Managing a utility fleet is no easy task. Costs are constantly fluctuating, customer expectations are through the roof and Mother Nature is forever hanging around trying to make your job and that of your drivers even more of a challenge.
Gaining control over your fleet operations is key to easing many of your managerial “headaches” and can also be key to profitability and your bottom line.
One solution to help you gain more control, and one that is considered by many in the industry to be an invaluable technology for fleets is telematics—specifically a fleet-wide telematics system.
Ask around and fleet managers will tell you that implementing a telematics system for their fleet was one of the best business decisions they ever made. Ask others and they may tell you they did their homework and found that the benefits did not justify the costs or that it was just not for them.
So who are you to believe?
Telematics is a “mash-up” of the words telecommunications and informatics. In terms of your fleet it means sending, receiving and storing information about a vehicle through a combination of a GPS and an electronic GPM (Global System for Mobile Communications) device that’s installed in the vehicle and communicates with the user and web-based software.
A telematics system provides up-to-date information such as location data and vehicle status, including vehicle startup and shut down, idling status and speed. Knowing this information can help you:
- Increase productivity
- Ensure compliance
- Reduce labor costs
- Realize fuel savings
- Improve customer satisfaction
- Reduce operating expenses
- Lessen unauthorized vehicle use
- Improve driver safety
But Is Telematics for You?
While the benefits of a telematics system can help boost a fleet’s bottom line, deciding if one would be beneficial to your fleet’s bottom line and provide value to your operations is another question entirely.
Just as you would not buy a vehicle or sign a contract with a fuel provider without doing some considerable legwork, deciding whether to implement a telematics system is no exception.

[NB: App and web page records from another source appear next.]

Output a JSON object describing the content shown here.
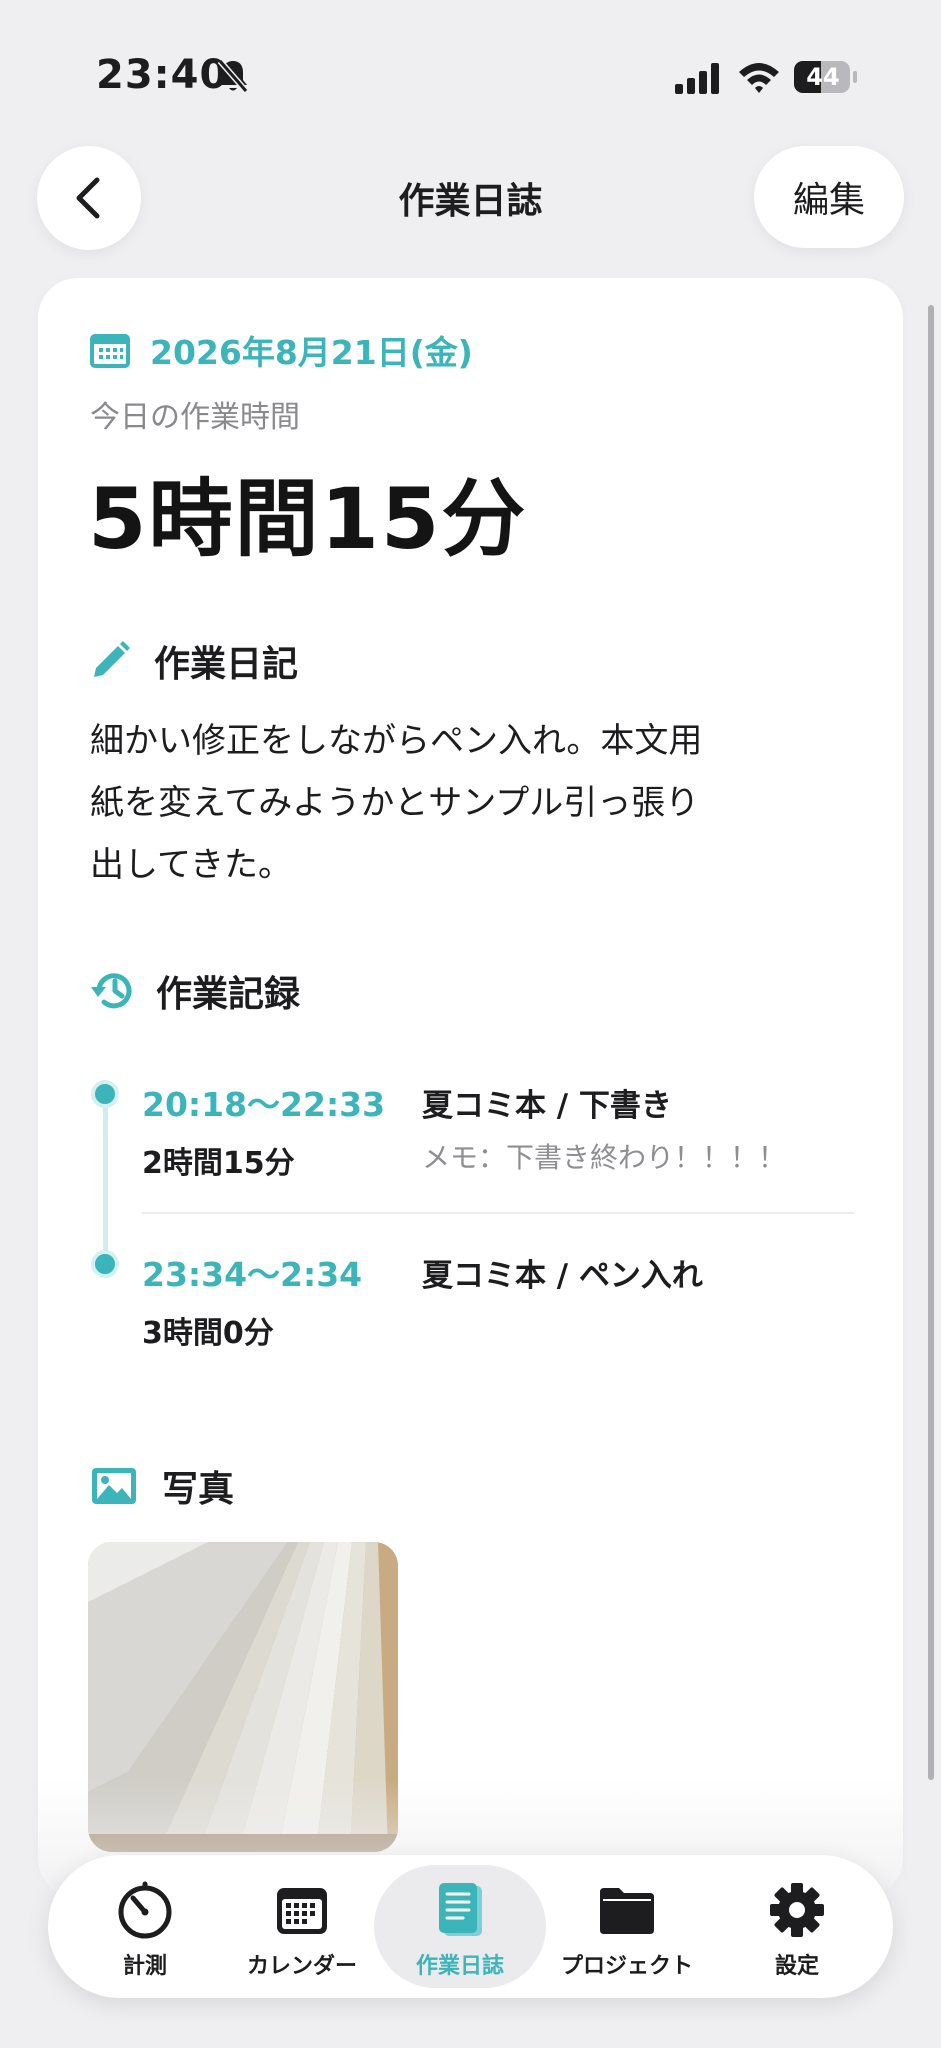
{
  "status_bar": {
    "time": "23:40",
    "battery": "44"
  },
  "nav": {
    "title": "作業日誌",
    "edit_label": "編集"
  },
  "log": {
    "date": "2026年8月21日(金)",
    "today_label": "今日の作業時間",
    "total_time": "5時間15分"
  },
  "diary": {
    "title": "作業日記",
    "lines": [
      "細かい修正をしながらペン入れ。本文用",
      "紙を変えてみようかとサンプル引っ張り",
      "出してきた。"
    ]
  },
  "records": {
    "title": "作業記録",
    "entries": [
      {
        "time": "20:18〜22:33",
        "duration": "2時間15分",
        "project": "夏コミ本 / 下書き",
        "memo": "メモ：下書き終わり！！！！"
      },
      {
        "time": "23:34〜2:34",
        "duration": "3時間0分",
        "project": "夏コミ本 / ペン入れ",
        "memo": ""
      }
    ]
  },
  "photos": {
    "title": "写真"
  },
  "tabs": [
    {
      "label": "計測",
      "icon": "timer-icon"
    },
    {
      "label": "カレンダー",
      "icon": "calendar-icon"
    },
    {
      "label": "作業日誌",
      "icon": "journal-icon"
    },
    {
      "label": "プロジェクト",
      "icon": "folder-icon"
    },
    {
      "label": "設定",
      "icon": "gear-icon"
    }
  ],
  "colors": {
    "accent": "#3bb4ba",
    "background": "#efeff1",
    "card": "#ffffff"
  }
}
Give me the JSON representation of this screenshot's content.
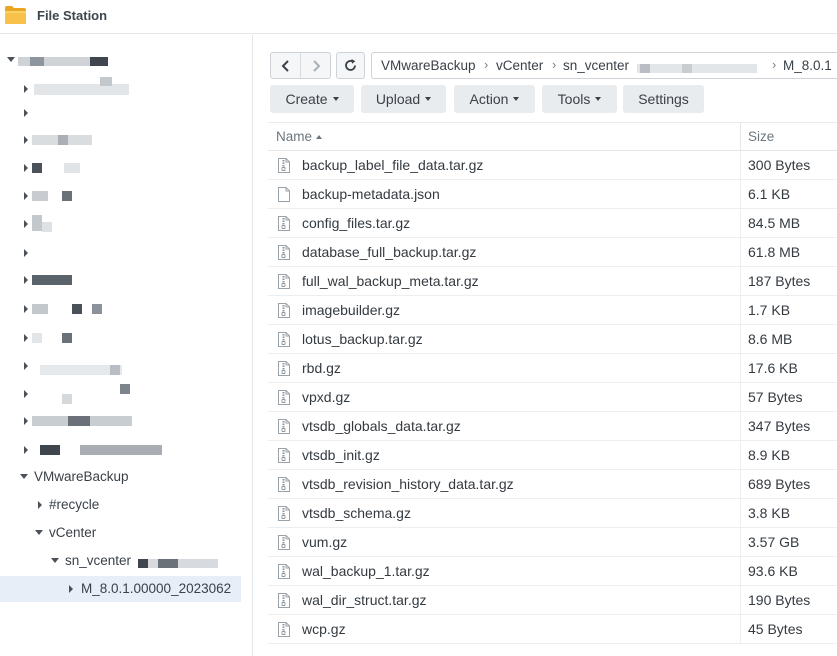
{
  "app": {
    "title": "File Station",
    "icon": "folder-icon",
    "accent": "#f5b73b"
  },
  "tree": {
    "vmware_backup": "VMwareBackup",
    "recycle": "#recycle",
    "vcenter": "vCenter",
    "sn_vcenter": "sn_vcenter",
    "selected_folder": "M_8.0.1.00000_2023062"
  },
  "toolbar": {
    "back_icon": "chevron-left-icon",
    "forward_icon": "chevron-right-icon",
    "refresh_icon": "refresh-icon",
    "create": "Create",
    "upload": "Upload",
    "action": "Action",
    "tools": "Tools",
    "settings": "Settings"
  },
  "path": {
    "crumbs": [
      "VMwareBackup",
      "vCenter",
      "sn_vcenter",
      "M_8.0.1"
    ],
    "separator": "›"
  },
  "list": {
    "columns": {
      "name": "Name",
      "size": "Size"
    },
    "sort_column": "Name",
    "sort_direction": "ascending",
    "files": [
      {
        "name": "backup_label_file_data.tar.gz",
        "size": "300 Bytes",
        "icon": "archive-file-icon"
      },
      {
        "name": "backup-metadata.json",
        "size": "6.1 KB",
        "icon": "blank-file-icon"
      },
      {
        "name": "config_files.tar.gz",
        "size": "84.5 MB",
        "icon": "archive-file-icon"
      },
      {
        "name": "database_full_backup.tar.gz",
        "size": "61.8 MB",
        "icon": "archive-file-icon"
      },
      {
        "name": "full_wal_backup_meta.tar.gz",
        "size": "187 Bytes",
        "icon": "archive-file-icon"
      },
      {
        "name": "imagebuilder.gz",
        "size": "1.7 KB",
        "icon": "archive-file-icon"
      },
      {
        "name": "lotus_backup.tar.gz",
        "size": "8.6 MB",
        "icon": "archive-file-icon"
      },
      {
        "name": "rbd.gz",
        "size": "17.6 KB",
        "icon": "archive-file-icon"
      },
      {
        "name": "vpxd.gz",
        "size": "57 Bytes",
        "icon": "archive-file-icon"
      },
      {
        "name": "vtsdb_globals_data.tar.gz",
        "size": "347 Bytes",
        "icon": "archive-file-icon"
      },
      {
        "name": "vtsdb_init.gz",
        "size": "8.9 KB",
        "icon": "archive-file-icon"
      },
      {
        "name": "vtsdb_revision_history_data.tar.gz",
        "size": "689 Bytes",
        "icon": "archive-file-icon"
      },
      {
        "name": "vtsdb_schema.gz",
        "size": "3.8 KB",
        "icon": "archive-file-icon"
      },
      {
        "name": "vum.gz",
        "size": "3.57 GB",
        "icon": "archive-file-icon"
      },
      {
        "name": "wal_backup_1.tar.gz",
        "size": "93.6 KB",
        "icon": "archive-file-icon"
      },
      {
        "name": "wal_dir_struct.tar.gz",
        "size": "190 Bytes",
        "icon": "archive-file-icon"
      },
      {
        "name": "wcp.gz",
        "size": "45 Bytes",
        "icon": "archive-file-icon"
      }
    ]
  }
}
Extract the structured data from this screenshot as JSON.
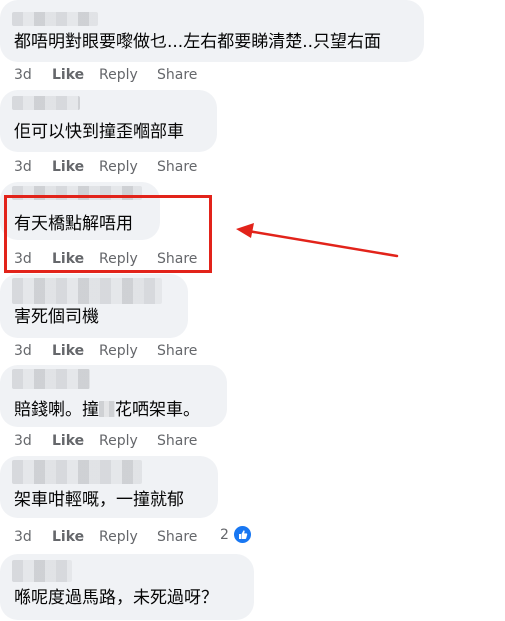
{
  "comments": [
    {
      "text": "都唔明對眼要嚟做乜...左右都要睇清楚..只望右面",
      "actions": {
        "time": "3d",
        "like": "Like",
        "reply": "Reply",
        "share": "Share"
      }
    },
    {
      "text": "佢可以快到撞歪嗰部車",
      "actions": {
        "time": "3d",
        "like": "Like",
        "reply": "Reply",
        "share": "Share"
      }
    },
    {
      "text": "有天橋點解唔用",
      "actions": {
        "time": "3d",
        "like": "Like",
        "reply": "Reply",
        "share": "Share"
      }
    },
    {
      "text": "害死個司機",
      "actions": {
        "time": "3d",
        "like": "Like",
        "reply": "Reply",
        "share": "Share"
      }
    },
    {
      "text_before": "賠錢喇。撞",
      "text_after": "花哂架車。",
      "actions": {
        "time": "3d",
        "like": "Like",
        "reply": "Reply",
        "share": "Share"
      }
    },
    {
      "text": "架車咁輕嘅，一撞就郁",
      "actions": {
        "time": "3d",
        "like": "Like",
        "reply": "Reply",
        "share": "Share"
      },
      "reactions": {
        "count": "2",
        "icon": "thumbs-up-icon",
        "color": "#1877f2"
      }
    },
    {
      "text": "喺呢度過馬路，未死過呀？"
    }
  ],
  "annotation": {
    "color": "#e2231a",
    "shapes": [
      "highlight-box",
      "arrow"
    ]
  }
}
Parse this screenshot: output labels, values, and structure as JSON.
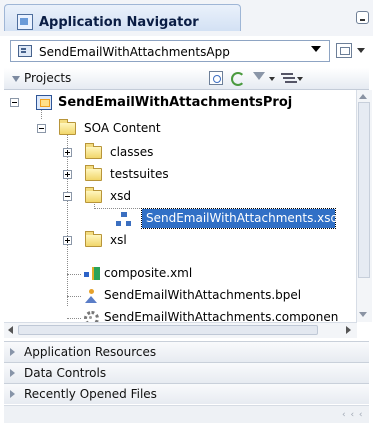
{
  "window": {
    "title": "Application Navigator",
    "title_icon": "application-navigator-icon",
    "minimize_icon": "minimize-icon"
  },
  "app_selector": {
    "value": "SendEmailWithAttachmentsApp",
    "icon": "application-icon"
  },
  "projects_panel": {
    "title": "Projects",
    "toolbar_icons": [
      "refresh-icon",
      "sync-icon",
      "filter-icon",
      "sort-icon"
    ]
  },
  "tree": {
    "project": {
      "label": "SendEmailWithAttachmentsProj",
      "icon": "project-icon"
    },
    "soa_content": {
      "label": "SOA Content",
      "icon": "folder-icon"
    },
    "classes": {
      "label": "classes",
      "icon": "folder-icon"
    },
    "testsuites": {
      "label": "testsuites",
      "icon": "folder-icon"
    },
    "xsd": {
      "label": "xsd",
      "icon": "folder-icon"
    },
    "xsd_file": {
      "label": "SendEmailWithAttachments.xsd",
      "icon": "xsd-schema-icon",
      "selected": true
    },
    "xsl": {
      "label": "xsl",
      "icon": "folder-icon"
    },
    "composite": {
      "label": "composite.xml",
      "icon": "composite-icon"
    },
    "bpel": {
      "label": "SendEmailWithAttachments.bpel",
      "icon": "bpel-process-icon"
    },
    "componentType": {
      "label": "SendEmailWithAttachments.componen",
      "icon": "component-type-icon"
    }
  },
  "accordion": [
    {
      "label": "Application Resources"
    },
    {
      "label": "Data Controls"
    },
    {
      "label": "Recently Opened Files"
    }
  ],
  "colors": {
    "selection": "#3170c6",
    "tab_border": "#9fb6d6",
    "folder_fill": "#f1d66a"
  }
}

Identifying your business challenges, setting criteria and testing a few systems to see what works for your fleet is the best way to make an informed decision and one that you can justify to your management team and/or your drivers—no matter which direction you go.
Criteria and Communication
With your business challenges identified, the next step is doing research, including talking to management and other key stakeholders to determine the system features needed to meet your business challenges.
There are many telematics providers in the marketplace and many system options, so it’s important when speaking with a potential provider to share with them all the information you have gathered.
For example, it may appear that a particular system may not have a feature you require. By addressing that with a potential provider, you may find that their system can be customized to your specifications.
Also, know that you are getting what you pay for. Selecting a system just because it’s the least expensive could mean you are meeting only a few of your challenges—if any—which could prove both a waste of your time and dollars.
Utility Fleets and Telematics Providers
When speaking with potential providers, it is especially important for utility fleets to choose a telematics provider that is on the job 24/7/365 since technical support issues can occur when your fleet is on the road—meaning at all hours.
Equally important is a provider that has exceptional customer support and account management. If they don’t offer training on the system for you, your drivers and back office or don’t have the capabilities for video conferencing or meeting with you in person, you won’t be getting the greatest ROI—so scratch them off your list and move along.
Taking Telematics For a Test Drive
With business challenges identified and criteria established, it’s time for the rubber to meet the road, so you can get the facts and information to support whether or not a telematics system is right for your fleet.
Does a potential telematics system meet your business challenges? Does it help generate revenue? The only way to know is to test a system to see if the software and the service are inline with your business objectives.
Although a system may meet your challenges, keep in mind it is also important for it to be:
- Easy to use and navigate
- Reliable and perform as promised by the provider
Testing various telematics systems is the best way to gather the information and data you need to determine both ROI and the bottom line benefits down the road. It can provide answers to help you whittle down the potential provider pool, give you the confidence that you have conducted your research thoroughly, and provide assurance that you have made the best decision possible.